Built in 1508, for dignitaries from King’s College Cambridge, the Tudor barn, which acts as a wedding venue, and also contains displays of artefacts about the borough’s history, while the other barns on its 22-acre grounds have arts and crafts shops, as well as the aforementioned library.

There’s also the Winston Churchill Theatre, which, according to the lady who saw me looking through the windows, “has a brilliant amateur group – I saw The Wizard of Oz recently and it was great. The quality of performance was very professional,” she said proudly.

Finally, I took a short drive out of Ruislip up to Eastcote House Gardens, featuring a beautiful walled garden, and a well-attended café where every table was filled with locals enjoying bacon sandwiches and cups of piping hot tea.

Hillingdon has had plenty of royal visitors, thanks to the local air base at RAF Northolt, which the Royal family tend to depart from on tours.
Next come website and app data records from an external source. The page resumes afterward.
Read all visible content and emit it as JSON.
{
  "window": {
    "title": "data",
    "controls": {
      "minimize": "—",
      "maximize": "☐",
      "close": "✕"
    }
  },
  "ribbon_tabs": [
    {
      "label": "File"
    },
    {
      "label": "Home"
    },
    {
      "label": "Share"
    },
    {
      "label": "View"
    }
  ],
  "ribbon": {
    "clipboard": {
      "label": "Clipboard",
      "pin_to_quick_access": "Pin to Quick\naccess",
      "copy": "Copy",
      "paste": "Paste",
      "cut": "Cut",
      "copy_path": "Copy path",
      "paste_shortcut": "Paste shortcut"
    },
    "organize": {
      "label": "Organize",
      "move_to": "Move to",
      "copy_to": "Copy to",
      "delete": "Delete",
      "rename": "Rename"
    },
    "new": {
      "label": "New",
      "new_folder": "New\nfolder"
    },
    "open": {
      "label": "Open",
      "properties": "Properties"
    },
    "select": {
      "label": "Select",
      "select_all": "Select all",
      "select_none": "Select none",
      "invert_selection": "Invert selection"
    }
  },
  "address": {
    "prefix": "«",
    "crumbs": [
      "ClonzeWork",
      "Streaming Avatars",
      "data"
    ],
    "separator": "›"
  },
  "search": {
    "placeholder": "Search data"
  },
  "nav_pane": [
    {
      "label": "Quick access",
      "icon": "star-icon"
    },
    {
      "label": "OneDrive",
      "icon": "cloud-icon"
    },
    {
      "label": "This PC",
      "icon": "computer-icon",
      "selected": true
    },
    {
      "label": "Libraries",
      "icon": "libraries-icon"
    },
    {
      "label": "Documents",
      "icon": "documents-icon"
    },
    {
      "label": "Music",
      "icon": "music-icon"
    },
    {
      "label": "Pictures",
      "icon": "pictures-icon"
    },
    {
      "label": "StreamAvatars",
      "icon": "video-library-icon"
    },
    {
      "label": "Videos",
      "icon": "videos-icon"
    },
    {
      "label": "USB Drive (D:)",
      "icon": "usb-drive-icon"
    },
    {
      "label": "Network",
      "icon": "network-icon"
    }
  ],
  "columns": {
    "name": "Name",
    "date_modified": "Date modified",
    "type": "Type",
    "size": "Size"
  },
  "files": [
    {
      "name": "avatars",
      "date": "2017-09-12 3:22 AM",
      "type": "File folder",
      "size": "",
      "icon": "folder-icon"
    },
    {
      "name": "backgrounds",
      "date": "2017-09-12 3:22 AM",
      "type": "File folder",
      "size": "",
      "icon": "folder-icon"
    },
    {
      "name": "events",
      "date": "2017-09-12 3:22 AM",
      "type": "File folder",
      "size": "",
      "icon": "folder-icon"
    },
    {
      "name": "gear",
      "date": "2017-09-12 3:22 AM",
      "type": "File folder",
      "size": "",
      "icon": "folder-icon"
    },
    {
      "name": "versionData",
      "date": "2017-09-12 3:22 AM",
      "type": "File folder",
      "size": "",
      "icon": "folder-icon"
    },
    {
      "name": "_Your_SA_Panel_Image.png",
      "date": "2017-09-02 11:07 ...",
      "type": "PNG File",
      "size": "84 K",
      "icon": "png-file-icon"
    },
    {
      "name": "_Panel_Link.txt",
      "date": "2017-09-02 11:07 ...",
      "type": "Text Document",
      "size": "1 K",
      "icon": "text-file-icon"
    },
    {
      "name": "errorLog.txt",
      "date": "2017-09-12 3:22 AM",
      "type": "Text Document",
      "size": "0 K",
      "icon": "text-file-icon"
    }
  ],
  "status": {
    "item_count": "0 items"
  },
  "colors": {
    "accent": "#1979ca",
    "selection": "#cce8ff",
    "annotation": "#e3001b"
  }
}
Legend has it that once Prince William was so desperate for chips that he bounded into a Hillingdon chippy the very second he got off the runway. Though I couldn’t ascertain which chip shop he visited, the nearby Aquarius in Ruislip has won awards from the National Federation of Fish Friers’ and offered a fine lunch.
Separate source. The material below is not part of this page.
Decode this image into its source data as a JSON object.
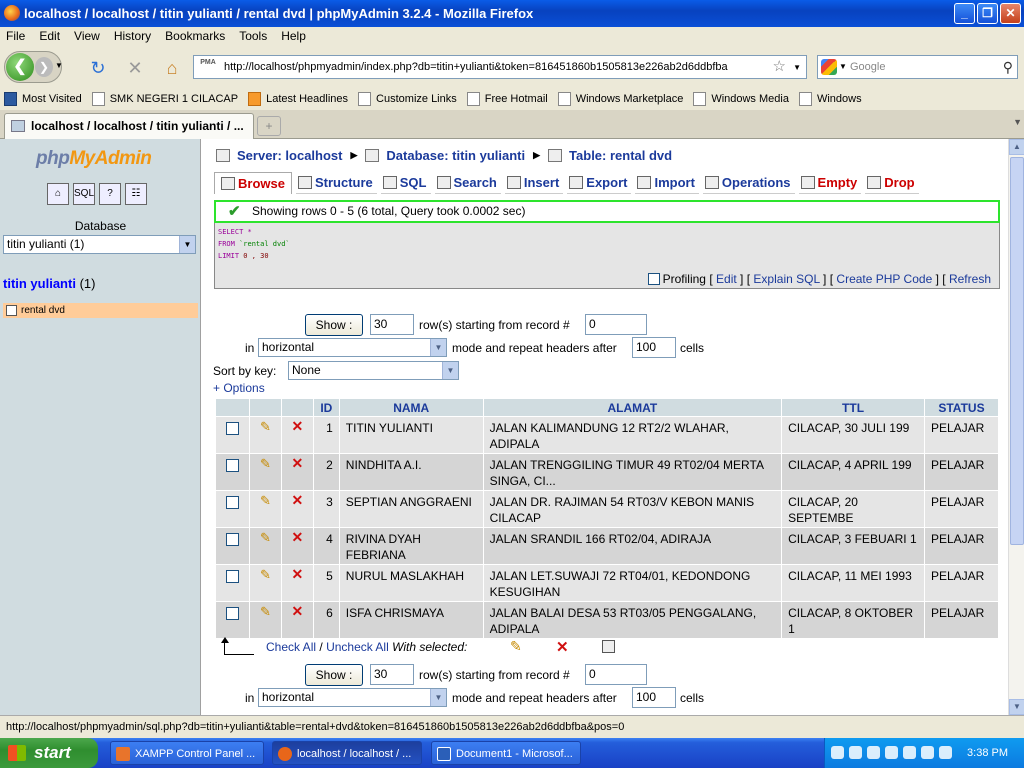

From there it was down to the south end of the borough. Bisected by the A40, there’s no doubt that Hillingdon has its own North-South divide. In Uxbridge there is certainly room for improvement. The Chimes shopping mall is a cookie-cutter version of every medium-sized town’s equivalent. The nearby Christmas market felt particularly bleak.

Even so, the high street was bustling, even on the weekday I visited. Almost all the shops were open. The death of the high street, it seems, hasn’t come to Uxbridge quite yet.

The town is also home to the Battle of Britain Bunker, which certainly deserves a spot on a guide to London’s most underrated museums. During the Second World War, the bunker was home to the RAF’s command and, as the name suggests, it was here that the Battle of Britain was plotted out. Visitors can find a replica Spitfire hanging from the ceiling and see the technology that helped win the war.

“I’m not a big WWII nerd,” laughs Phil Appleby, who is visiting with his grandson, “but this place does pull the patriotic heartstrings.”

Further south, Hillingdon has an array of green spaces, including Harmondsworth Moor, Lake Farm Country Park and Stockley Park. In fact, the borough has 67 parks that have been awarded with a Green Flag, recognising how well managed they are.

“The canal to walk along from Uxbridge to West Drayton is a must if you want to get a bit of fresh air,” says Emily Cleary, a writer who grew up in Hillingdon.

At the bottom of Hillingdon is Heathrow airport, and because planes tend to fly in along the east-west axis, most of Hillingdon isn’t interrupted by the noise either.

Boarding the 40-minute Tube back to central London from the cavernous Uxbridge station – a monument to pre-war Brutalist architecture – I can’t help but reflect.

My first philosophical thought is that happiness is a hard thing to quantify. It ebbs and flows. Ask a man if he’s happy as he boards a commuter train on a Monday morning, he’ll give one answer. Ask him as he sits in the pub with his mates on a Friday night, he’ll give another. How can an entire borough be labelled as “unhappy”?

My second thought is that yes, Hillingdon has its difficulties and it doesn’t take a detective to spot them, but isn’t that true for many corners of the country? Over my years writing for the Telegraph, I’ve had the privilege of travelling all over the UK, visiting plenty of small towns and villages I wouldn’t have looked at twice on a map.

LEAVE A REPLY

Please enter your comment!
Please enter your name here

Latest news

- Advertisement -

Must read

Lady Gaga and Cardi B Meet at the Grammys

What was expected of her was the same thing...
- Advertisement -

You might also likeRELATED
Recommended to you